In Forrest v. Genpact Services, LLC, — F.Supp.2d —-, 2013 WL 4516479 (M.D.Pa. 2013), Judge Nealon denied a Motion to Dismiss that was brought on the basis that the TCPA plaintiff had not alleged that she actually answered the autodialed calls to her cellular telephone.

Defendant argues that Plaintiff’s TCPA claims must fail because she fails to allege that she actually answered the calls, which is required under 47 U.S.C. § 227(b)(1)(A)(iii). A claim under said statute has three elements: (1) “to make any call (other than a call made for emergency purposes or made with the prior express consent of the called party)”; (2) “using any automatic telephone dialing system or an artificial or prerecorded voice”; and (3) “to any telephone number assigned to a paging service, cellular telephone service, specialized mobile radio service, or other radio common carrier service, or any service for which the called party is charged for the call.” 47 U.S.C. § 227(b)(1)(A)(iii). Plaintiff alleges that “Defendant called FN2 Plaintiff’s cell phone number” “for which Plaintiff incurs a charge for incoming calls” “using either an automatic telephone dialing system … or an artificial or prerecorded voice.” (Doc. 1, ¶¶ 10, 14–15) (emphasis added). Accordingly, Plaintiff has set forth a cause of action under the TCPA. Judicial economy requires the Court to determine legal issues as they are ripe.
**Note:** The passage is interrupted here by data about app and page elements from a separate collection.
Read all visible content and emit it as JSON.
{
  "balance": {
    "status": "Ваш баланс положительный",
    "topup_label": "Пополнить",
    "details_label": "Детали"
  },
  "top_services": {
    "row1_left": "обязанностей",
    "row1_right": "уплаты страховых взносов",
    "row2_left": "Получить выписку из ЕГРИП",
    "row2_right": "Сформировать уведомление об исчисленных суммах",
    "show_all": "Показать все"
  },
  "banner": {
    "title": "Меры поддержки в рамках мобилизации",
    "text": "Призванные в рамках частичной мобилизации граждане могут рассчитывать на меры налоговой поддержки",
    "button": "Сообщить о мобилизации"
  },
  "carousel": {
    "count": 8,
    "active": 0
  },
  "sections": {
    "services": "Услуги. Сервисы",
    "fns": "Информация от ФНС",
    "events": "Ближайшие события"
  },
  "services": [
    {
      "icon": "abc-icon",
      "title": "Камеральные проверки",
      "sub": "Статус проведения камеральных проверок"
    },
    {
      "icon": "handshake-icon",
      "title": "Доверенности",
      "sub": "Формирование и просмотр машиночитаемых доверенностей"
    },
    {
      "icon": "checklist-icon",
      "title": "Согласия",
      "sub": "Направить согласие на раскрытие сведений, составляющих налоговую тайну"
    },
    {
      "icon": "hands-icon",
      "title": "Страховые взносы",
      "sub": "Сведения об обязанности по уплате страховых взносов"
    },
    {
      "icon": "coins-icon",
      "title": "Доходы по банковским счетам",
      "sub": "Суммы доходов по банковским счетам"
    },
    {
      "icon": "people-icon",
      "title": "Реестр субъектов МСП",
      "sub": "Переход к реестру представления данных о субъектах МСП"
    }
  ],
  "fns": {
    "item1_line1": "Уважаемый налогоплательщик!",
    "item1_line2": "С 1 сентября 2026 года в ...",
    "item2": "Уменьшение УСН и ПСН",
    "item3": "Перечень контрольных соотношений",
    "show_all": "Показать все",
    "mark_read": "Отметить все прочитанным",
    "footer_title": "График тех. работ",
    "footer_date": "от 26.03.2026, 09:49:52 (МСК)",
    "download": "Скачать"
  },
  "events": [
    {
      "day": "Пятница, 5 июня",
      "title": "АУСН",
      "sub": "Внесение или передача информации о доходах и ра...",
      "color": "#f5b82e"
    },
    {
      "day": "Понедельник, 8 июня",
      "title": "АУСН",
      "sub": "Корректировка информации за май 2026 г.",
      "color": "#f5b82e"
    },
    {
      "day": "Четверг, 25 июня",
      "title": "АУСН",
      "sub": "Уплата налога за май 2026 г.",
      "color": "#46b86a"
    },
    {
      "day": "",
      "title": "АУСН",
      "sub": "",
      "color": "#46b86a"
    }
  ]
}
Following discovery, a factual determination can be made as to whether the calls to Plaintiff’s cell phone were answered or went to voicemail and, at that time, a decision as to whether section 227(b)(1)(A)(iii) distinguishes between answered and unanswered calls to cellular phones will be more appropriate. FN3 Because Plaintiff has set forth a cause of action under the TCPA in the complaint, Defendant’s motion will be denied.  [FN2. At this summary stage the Court is reading the pleadings in the light most favorable to the nonmovant, accordingly “called” in paragraph 14 of the complaint will be construed to mean to have made a call. Plaintiff refers to the 225 calls as “calls made to Plaintiff’s cell phone.” (Doc. 1, ¶ 15) (emphasis added).  FN3. Notably, the Ninth Circuit Court of Appeals in defining the phrase “to make any call” under 47 U.S.C. § 227(b)(1)(A), determined this includes “to communicate with or try to get into communication with a per-son by a telephone.” Satterfield v. Simon & Schuster, Inc., 569 F.3d 946, 954 (9th Cir.2009).]  Lastly, Defendant moves for judgment on the pleadings regarding Plaintiff’s claim under the FDCPA. (Doc. 7, p. 9). Specifically, Defendant argues that Count 4 is a conclusory allegation which recites the statutory language verbatim. In response, Plaintiff argues that the volume of calls alleged, 225 calls in a 54–day time-period, is sufficient to allege a violation of 15 U.S.C. § 1692d(5) and that courts have found that the intent to annoy or harass may be inferred by the number of calls. (Doc. 10, pp. 14–16). In its response brief, Defendant argues and cites case law holding that a high number of calls by itself, when the debtor fails to respond or answer, does not constitute a violation of the FDCPA as a matter of law. However, it cannot be inferred from the pleadings that Plaintiff never answered or responded to any of the alleged 225 calls. Reading the complaint in its entirety and making all reasonable inferences in the light most favorable to the nonmovant, including the allegation that Defend-ant called Plaintiff 225 times in a 54–day time-period, it is determined that the complaint adequately pleads a cause of action under the FDCPA. A summary dismissal on the pleadings would be inappropriate based on the facts alleged.